A permit-based legal cull, of the proportional threshold type recommended by Engen et al. (1997), could provide a means of control by providing a mechanism for legal wolf hunts. By its precautionary nature, it would allow Norway to fulfil its conservation objectives and support a more robust wolf population; potentially also reducing reliance upon the ‘wolf zone’ approach to conservation, which can lead to social conflict. Given that many Norwegians are in favour of a continued wolf presence in Norway, and that the Swedish wolf population is currently indirectly supporting Norway's wolf population through cross-border movements, there is a case for increased cooperation between the two governments. This might take the form of a joint wolf management agreement, in which Sweden was recognised as the partner maintaining the majority of the wolf population and acting as a source for Norway's population, while Norway took the role of ensuring immigration from Finland or Russia to safeguard the genetic viability of the joint population. The economics of management of joint stocks have been explored for other species (e.g. Skonkoft 2005), and this body of theory could form the basis for an equitable agreement.

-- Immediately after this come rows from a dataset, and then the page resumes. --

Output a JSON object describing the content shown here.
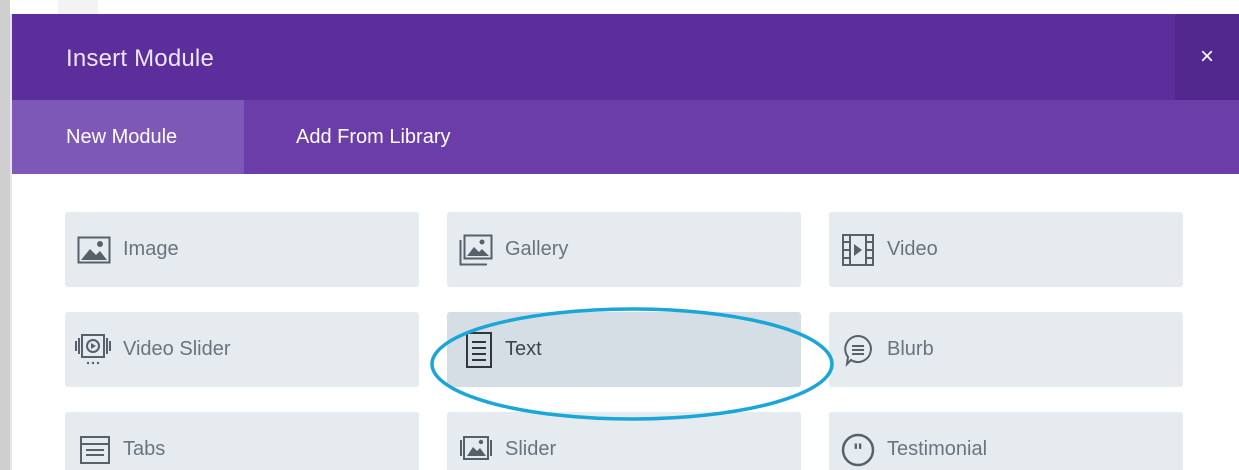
{
  "modal": {
    "title": "Insert Module",
    "close_label": "×"
  },
  "tabs": [
    {
      "label": "New Module",
      "active": true
    },
    {
      "label": "Add From Library",
      "active": false
    }
  ],
  "modules": [
    {
      "label": "Image",
      "icon": "image-icon"
    },
    {
      "label": "Gallery",
      "icon": "gallery-icon"
    },
    {
      "label": "Video",
      "icon": "video-icon"
    },
    {
      "label": "Video Slider",
      "icon": "video-slider-icon"
    },
    {
      "label": "Text",
      "icon": "text-icon",
      "highlighted": true
    },
    {
      "label": "Blurb",
      "icon": "blurb-icon"
    },
    {
      "label": "Tabs",
      "icon": "tabs-icon"
    },
    {
      "label": "Slider",
      "icon": "slider-icon"
    },
    {
      "label": "Testimonial",
      "icon": "testimonial-icon"
    }
  ],
  "colors": {
    "header": "#5b2e9c",
    "tab_bar": "#6a3da9",
    "tab_active": "#7e58b6",
    "module_bg": "#e6ebef",
    "module_text": "#69757e",
    "annotation": "#1aa6d8"
  }
}
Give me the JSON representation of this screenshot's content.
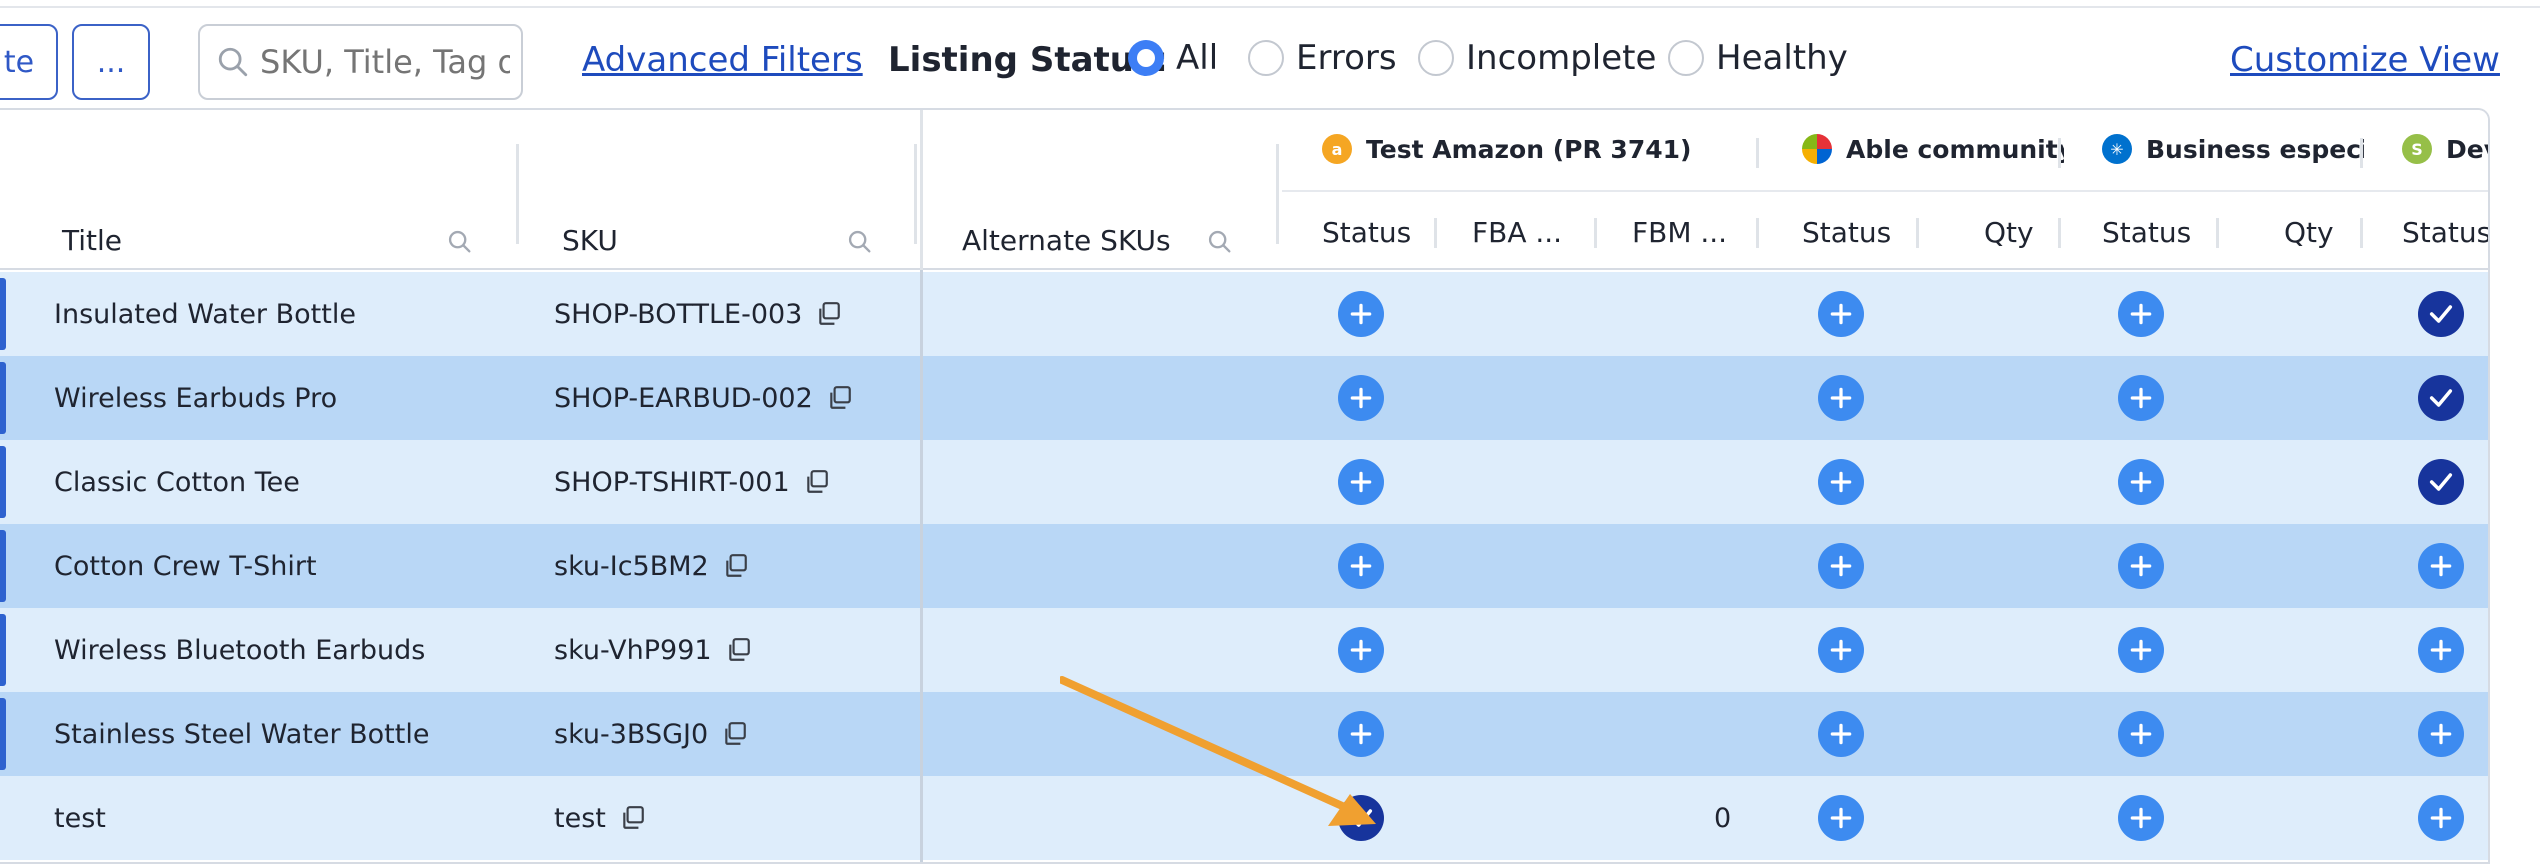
{
  "toolbar": {
    "partial_button_label": "te",
    "more_button_label": "...",
    "search_placeholder": "SKU, Title, Tag o",
    "advanced_filters_label": "Advanced Filters",
    "listing_status_label": "Listing Status:",
    "status_options": [
      {
        "label": "All",
        "selected": true
      },
      {
        "label": "Errors",
        "selected": false
      },
      {
        "label": "Incomplete",
        "selected": false
      },
      {
        "label": "Healthy",
        "selected": false
      }
    ],
    "customize_view_label": "Customize View"
  },
  "columns": {
    "title": "Title",
    "sku": "SKU",
    "alternate_skus": "Alternate SKUs"
  },
  "marketplaces": [
    {
      "name": "Test Amazon (PR 3741)",
      "icon": "amazon-icon",
      "color": "#f5a623"
    },
    {
      "name": "Able community bo",
      "icon": "ebay-icon",
      "color": "#e53238"
    },
    {
      "name": "Business especially.",
      "icon": "walmart-icon",
      "color": "#0071ce"
    },
    {
      "name": "Dev",
      "icon": "shopify-icon",
      "color": "#96bf48"
    }
  ],
  "subcolumns": [
    "Status",
    "FBA ...",
    "FBM ...",
    "Status",
    "Qty",
    "Status",
    "Qty",
    "Status"
  ],
  "rows": [
    {
      "title": "Insulated Water Bottle",
      "sku": "SHOP-BOTTLE-003",
      "statuses": [
        "plus",
        "plus",
        "plus",
        "check"
      ],
      "fbm": ""
    },
    {
      "title": "Wireless Earbuds Pro",
      "sku": "SHOP-EARBUD-002",
      "statuses": [
        "plus",
        "plus",
        "plus",
        "check"
      ],
      "fbm": ""
    },
    {
      "title": "Classic Cotton Tee",
      "sku": "SHOP-TSHIRT-001",
      "statuses": [
        "plus",
        "plus",
        "plus",
        "check"
      ],
      "fbm": ""
    },
    {
      "title": "Cotton Crew T-Shirt",
      "sku": "sku-Ic5BM2",
      "statuses": [
        "plus",
        "plus",
        "plus",
        "plus"
      ],
      "fbm": ""
    },
    {
      "title": "Wireless Bluetooth Earbuds",
      "sku": "sku-VhP991",
      "statuses": [
        "plus",
        "plus",
        "plus",
        "plus"
      ],
      "fbm": ""
    },
    {
      "title": "Stainless Steel Water Bottle",
      "sku": "sku-3BSGJ0",
      "statuses": [
        "plus",
        "plus",
        "plus",
        "plus"
      ],
      "fbm": ""
    },
    {
      "title": "test",
      "sku": "test",
      "statuses": [
        "check",
        "plus",
        "plus",
        "plus"
      ],
      "fbm": "0"
    }
  ],
  "colors": {
    "accent": "#3d8bf0",
    "check": "#17349c",
    "row_light": "#deedfb",
    "row_dark": "#b9d7f6",
    "annotation_arrow": "#f0a030"
  }
}
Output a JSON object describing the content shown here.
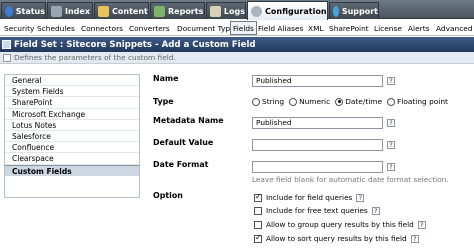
{
  "top_tabs": [
    {
      "label": "Status",
      "icon": "status-icon"
    },
    {
      "label": "Index",
      "icon": "index-icon"
    },
    {
      "label": "Content",
      "icon": "content-icon"
    },
    {
      "label": "Reports",
      "icon": "reports-icon"
    },
    {
      "label": "Logs",
      "icon": "logs-icon"
    },
    {
      "label": "Configuration",
      "icon": "configuration-icon",
      "active": true
    },
    {
      "label": "Support",
      "icon": "support-icon"
    }
  ],
  "sub_nav": [
    "Security",
    "Schedules",
    "Connectors",
    "Converters",
    "Document Types",
    "Fields",
    "Field Aliases",
    "XML",
    "SharePoint",
    "License",
    "Alerts",
    "Advanced"
  ],
  "sub_nav_active": "Fields",
  "header": {
    "title": "Field Set : Sitecore Snippets - Add a Custom Field",
    "description": "Defines the parameters of the custom field."
  },
  "left_nav": {
    "items": [
      "General",
      "System Fields",
      "SharePoint",
      "Microsoft Exchange",
      "Lotus Notes",
      "Salesforce",
      "Confluence",
      "Clearspace",
      "Custom Fields"
    ],
    "active": "Custom Fields"
  },
  "form": {
    "name_label": "Name",
    "name_value": "Published",
    "type_label": "Type",
    "type_options": [
      "String",
      "Numeric",
      "Date/time",
      "Floating point"
    ],
    "type_selected": "Date/time",
    "metadata_label": "Metadata Name",
    "metadata_value": "Published",
    "default_label": "Default Value",
    "default_value": "",
    "format_label": "Date Format",
    "format_value": "",
    "format_hint": "Leave field blank for automatic date format selection.",
    "option_label": "Option",
    "options": [
      {
        "label": "Include for field queries",
        "checked": true
      },
      {
        "label": "Include for free text queries",
        "checked": false
      },
      {
        "label": "Allow to group query results by this field",
        "checked": false
      },
      {
        "label": "Allow to sort query results by this field",
        "checked": true
      }
    ],
    "help_glyph": "?"
  },
  "colors": {
    "header_bg": "#2a4268",
    "top_bar_bg": "#5d6872",
    "active_nav_bg": "#cdd7e2"
  }
}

Our study is a useful contribution to the wolf management literature, partly because we have been explicit about testing the implications of the Norwegian government's stated management objectives. We have shown which parameters impact most strongly on the government's ability to fulfil these objectives, and which are most in need of improved monitoring in order to reduce uncertainty about outcomes. We have also been able to demonstrate the relative effectiveness of current and potential management interventions. It is important that governments state their objectives and management strategies in the transparent way that the Norwegian government has done, as this enables evaluations of this sort to be carried out.
we thank NERC and the Research Council of Norway (YFF to Atle Mysterud) for financial support of this study, and all experts and other consultants for their help and advice, including particularly Leif Egil Loe, Jos Milner, Torstein Storaas, Thomas Stromseth and Barbara Zimmerman.